(Data records for software interfaces)
***
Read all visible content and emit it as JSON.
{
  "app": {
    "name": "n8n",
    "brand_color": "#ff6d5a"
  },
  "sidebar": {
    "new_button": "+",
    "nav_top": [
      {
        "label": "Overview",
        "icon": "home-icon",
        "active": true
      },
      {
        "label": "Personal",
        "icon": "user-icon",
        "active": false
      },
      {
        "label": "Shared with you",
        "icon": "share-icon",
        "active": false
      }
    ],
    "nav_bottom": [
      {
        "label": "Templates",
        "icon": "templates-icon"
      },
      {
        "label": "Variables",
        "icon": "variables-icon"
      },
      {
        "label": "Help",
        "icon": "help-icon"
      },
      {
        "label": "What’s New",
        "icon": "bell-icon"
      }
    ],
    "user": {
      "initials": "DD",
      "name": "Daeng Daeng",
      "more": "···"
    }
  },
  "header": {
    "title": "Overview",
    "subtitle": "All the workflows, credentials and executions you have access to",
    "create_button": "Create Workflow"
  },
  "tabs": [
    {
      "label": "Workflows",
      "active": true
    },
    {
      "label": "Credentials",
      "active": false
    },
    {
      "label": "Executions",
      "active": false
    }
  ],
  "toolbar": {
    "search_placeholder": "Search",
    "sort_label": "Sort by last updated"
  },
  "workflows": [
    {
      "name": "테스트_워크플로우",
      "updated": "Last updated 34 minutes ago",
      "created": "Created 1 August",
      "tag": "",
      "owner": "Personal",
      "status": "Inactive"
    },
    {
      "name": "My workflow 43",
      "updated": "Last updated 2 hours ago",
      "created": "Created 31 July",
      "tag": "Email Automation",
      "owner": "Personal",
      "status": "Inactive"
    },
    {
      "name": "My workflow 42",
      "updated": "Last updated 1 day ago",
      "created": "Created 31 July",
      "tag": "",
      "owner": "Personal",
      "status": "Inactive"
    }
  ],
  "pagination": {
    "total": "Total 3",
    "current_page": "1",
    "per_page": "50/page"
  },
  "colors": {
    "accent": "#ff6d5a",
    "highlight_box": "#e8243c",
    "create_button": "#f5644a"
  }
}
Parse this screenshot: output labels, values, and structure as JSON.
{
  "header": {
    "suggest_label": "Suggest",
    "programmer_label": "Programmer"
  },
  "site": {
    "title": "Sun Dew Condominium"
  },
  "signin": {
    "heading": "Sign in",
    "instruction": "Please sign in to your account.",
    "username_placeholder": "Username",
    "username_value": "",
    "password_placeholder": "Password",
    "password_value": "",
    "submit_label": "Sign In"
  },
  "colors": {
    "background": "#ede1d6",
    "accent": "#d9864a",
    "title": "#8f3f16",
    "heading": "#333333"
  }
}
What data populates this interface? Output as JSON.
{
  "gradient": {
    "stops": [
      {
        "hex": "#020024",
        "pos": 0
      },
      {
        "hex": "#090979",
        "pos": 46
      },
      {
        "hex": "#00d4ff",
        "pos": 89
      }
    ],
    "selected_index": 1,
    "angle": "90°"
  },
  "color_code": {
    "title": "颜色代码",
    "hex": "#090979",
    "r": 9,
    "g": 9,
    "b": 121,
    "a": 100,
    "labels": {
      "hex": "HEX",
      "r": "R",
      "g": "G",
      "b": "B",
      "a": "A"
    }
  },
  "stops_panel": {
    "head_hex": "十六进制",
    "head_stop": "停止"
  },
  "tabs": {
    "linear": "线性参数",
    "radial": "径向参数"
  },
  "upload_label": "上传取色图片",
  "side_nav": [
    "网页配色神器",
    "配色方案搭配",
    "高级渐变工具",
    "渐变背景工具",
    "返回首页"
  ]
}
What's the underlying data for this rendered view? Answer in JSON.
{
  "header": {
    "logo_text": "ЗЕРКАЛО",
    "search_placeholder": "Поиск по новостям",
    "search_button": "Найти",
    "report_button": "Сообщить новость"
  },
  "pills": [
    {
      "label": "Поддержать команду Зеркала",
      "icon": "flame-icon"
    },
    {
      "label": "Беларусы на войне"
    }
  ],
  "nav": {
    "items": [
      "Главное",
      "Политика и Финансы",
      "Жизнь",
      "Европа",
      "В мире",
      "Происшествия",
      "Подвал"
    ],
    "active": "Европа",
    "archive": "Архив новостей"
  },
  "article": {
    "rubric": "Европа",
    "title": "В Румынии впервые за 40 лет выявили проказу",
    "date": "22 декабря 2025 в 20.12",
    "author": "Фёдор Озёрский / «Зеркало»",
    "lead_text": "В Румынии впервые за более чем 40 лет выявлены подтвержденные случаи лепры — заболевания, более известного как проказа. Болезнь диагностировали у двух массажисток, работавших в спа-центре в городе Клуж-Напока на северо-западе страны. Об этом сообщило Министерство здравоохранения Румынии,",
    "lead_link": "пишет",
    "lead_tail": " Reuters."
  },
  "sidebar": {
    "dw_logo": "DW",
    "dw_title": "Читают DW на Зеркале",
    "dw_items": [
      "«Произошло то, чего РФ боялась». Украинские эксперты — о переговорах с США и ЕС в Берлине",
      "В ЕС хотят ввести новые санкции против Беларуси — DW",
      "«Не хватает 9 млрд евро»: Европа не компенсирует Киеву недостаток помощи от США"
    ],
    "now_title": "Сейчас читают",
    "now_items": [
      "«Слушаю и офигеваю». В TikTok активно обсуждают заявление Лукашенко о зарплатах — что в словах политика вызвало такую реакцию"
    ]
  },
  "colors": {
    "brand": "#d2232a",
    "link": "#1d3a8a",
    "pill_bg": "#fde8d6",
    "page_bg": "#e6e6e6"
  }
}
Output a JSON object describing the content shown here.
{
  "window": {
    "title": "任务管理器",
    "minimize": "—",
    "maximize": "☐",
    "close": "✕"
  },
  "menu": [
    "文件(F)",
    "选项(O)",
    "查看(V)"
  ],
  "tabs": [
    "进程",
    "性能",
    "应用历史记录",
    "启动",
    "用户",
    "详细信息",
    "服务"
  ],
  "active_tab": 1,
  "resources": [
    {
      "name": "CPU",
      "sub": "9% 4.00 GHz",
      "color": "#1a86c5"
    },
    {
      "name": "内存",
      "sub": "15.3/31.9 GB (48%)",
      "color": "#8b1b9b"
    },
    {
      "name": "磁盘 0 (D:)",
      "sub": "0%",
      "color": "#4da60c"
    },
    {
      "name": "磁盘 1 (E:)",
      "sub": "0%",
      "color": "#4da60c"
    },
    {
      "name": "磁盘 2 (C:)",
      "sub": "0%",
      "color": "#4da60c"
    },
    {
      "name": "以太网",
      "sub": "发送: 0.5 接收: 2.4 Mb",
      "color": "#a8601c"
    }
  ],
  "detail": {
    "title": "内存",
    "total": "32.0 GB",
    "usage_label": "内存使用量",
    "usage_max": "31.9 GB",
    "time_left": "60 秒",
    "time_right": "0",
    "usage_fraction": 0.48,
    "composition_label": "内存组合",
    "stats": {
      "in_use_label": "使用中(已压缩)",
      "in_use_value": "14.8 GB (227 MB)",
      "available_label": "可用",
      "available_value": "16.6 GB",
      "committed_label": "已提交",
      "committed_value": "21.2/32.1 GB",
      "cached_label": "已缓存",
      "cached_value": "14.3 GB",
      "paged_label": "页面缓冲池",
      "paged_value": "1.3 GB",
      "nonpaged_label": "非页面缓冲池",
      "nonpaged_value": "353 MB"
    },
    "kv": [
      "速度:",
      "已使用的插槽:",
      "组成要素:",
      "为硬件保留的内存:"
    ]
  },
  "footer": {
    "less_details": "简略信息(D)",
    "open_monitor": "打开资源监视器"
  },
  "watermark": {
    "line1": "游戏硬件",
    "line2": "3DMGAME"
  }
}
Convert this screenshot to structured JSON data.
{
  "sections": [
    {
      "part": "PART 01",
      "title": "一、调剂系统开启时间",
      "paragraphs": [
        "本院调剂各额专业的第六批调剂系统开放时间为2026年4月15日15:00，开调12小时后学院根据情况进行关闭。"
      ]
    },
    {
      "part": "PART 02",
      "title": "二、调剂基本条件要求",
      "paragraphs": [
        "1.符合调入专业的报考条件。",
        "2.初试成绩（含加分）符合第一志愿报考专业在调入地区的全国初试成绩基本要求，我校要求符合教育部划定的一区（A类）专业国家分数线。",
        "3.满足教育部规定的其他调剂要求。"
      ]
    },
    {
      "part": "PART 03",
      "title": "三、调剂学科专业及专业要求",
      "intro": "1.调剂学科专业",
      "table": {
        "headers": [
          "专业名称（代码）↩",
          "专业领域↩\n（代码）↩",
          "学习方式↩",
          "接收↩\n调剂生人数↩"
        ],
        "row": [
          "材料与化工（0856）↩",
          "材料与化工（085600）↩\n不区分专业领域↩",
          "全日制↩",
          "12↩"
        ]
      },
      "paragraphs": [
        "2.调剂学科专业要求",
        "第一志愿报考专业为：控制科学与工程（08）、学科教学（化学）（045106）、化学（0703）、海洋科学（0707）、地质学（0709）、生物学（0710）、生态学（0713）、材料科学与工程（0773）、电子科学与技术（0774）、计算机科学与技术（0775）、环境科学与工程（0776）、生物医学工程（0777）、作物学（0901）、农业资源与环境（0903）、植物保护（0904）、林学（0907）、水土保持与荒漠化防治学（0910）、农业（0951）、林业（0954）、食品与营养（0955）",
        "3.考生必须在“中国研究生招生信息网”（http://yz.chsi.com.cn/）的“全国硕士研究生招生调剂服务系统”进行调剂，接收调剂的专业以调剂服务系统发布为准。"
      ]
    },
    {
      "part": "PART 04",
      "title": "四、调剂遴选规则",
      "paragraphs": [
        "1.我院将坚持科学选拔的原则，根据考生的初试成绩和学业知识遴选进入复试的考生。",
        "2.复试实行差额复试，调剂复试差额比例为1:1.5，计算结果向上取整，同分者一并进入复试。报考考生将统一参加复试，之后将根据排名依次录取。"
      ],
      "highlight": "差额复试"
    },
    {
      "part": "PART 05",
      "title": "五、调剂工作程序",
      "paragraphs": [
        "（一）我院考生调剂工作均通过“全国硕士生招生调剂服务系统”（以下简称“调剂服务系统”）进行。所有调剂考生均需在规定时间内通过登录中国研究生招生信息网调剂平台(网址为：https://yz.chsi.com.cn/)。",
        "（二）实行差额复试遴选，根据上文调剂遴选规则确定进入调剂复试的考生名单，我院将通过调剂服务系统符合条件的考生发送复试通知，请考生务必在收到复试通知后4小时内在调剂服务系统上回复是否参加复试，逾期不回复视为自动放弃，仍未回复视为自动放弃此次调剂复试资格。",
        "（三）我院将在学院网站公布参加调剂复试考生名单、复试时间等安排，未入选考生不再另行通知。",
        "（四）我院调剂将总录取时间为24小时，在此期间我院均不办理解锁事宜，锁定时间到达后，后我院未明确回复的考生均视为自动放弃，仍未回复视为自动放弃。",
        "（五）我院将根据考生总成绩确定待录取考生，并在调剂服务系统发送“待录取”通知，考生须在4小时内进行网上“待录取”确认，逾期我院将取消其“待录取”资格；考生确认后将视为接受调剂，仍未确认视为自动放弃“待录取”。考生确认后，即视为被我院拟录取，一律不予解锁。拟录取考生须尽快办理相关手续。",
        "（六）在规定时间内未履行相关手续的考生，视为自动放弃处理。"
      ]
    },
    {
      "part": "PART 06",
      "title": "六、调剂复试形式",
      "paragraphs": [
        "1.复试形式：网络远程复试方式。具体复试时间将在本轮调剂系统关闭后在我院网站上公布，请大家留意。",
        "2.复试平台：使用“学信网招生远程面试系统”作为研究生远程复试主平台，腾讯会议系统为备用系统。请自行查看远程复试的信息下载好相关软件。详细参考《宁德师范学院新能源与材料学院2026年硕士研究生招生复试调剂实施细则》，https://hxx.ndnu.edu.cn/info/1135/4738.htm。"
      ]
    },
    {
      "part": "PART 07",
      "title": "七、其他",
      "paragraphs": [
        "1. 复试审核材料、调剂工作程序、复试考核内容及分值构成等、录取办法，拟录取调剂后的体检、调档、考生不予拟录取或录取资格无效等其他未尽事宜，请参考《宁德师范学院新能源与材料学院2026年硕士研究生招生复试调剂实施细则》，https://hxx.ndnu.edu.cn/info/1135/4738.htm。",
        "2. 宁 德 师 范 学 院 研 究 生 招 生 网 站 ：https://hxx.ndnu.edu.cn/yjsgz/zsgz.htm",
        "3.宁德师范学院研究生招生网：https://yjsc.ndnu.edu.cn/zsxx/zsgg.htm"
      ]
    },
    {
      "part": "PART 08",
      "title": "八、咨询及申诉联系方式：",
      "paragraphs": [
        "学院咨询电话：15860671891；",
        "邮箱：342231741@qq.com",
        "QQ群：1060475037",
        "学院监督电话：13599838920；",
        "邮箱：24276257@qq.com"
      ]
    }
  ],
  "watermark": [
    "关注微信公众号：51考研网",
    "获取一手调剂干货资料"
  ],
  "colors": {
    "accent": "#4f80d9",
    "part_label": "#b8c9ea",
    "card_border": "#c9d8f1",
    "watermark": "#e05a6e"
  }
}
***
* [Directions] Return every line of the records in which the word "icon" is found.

* [Answer to this task]
        "icon": "home-icon",
        "icon": "user-icon",
        "icon": "share-icon",
        "icon": "templates-icon"
        "icon": "variables-icon"
        "icon": "help-icon"
        "icon": "bell-icon"
      "icon": "flame-icon"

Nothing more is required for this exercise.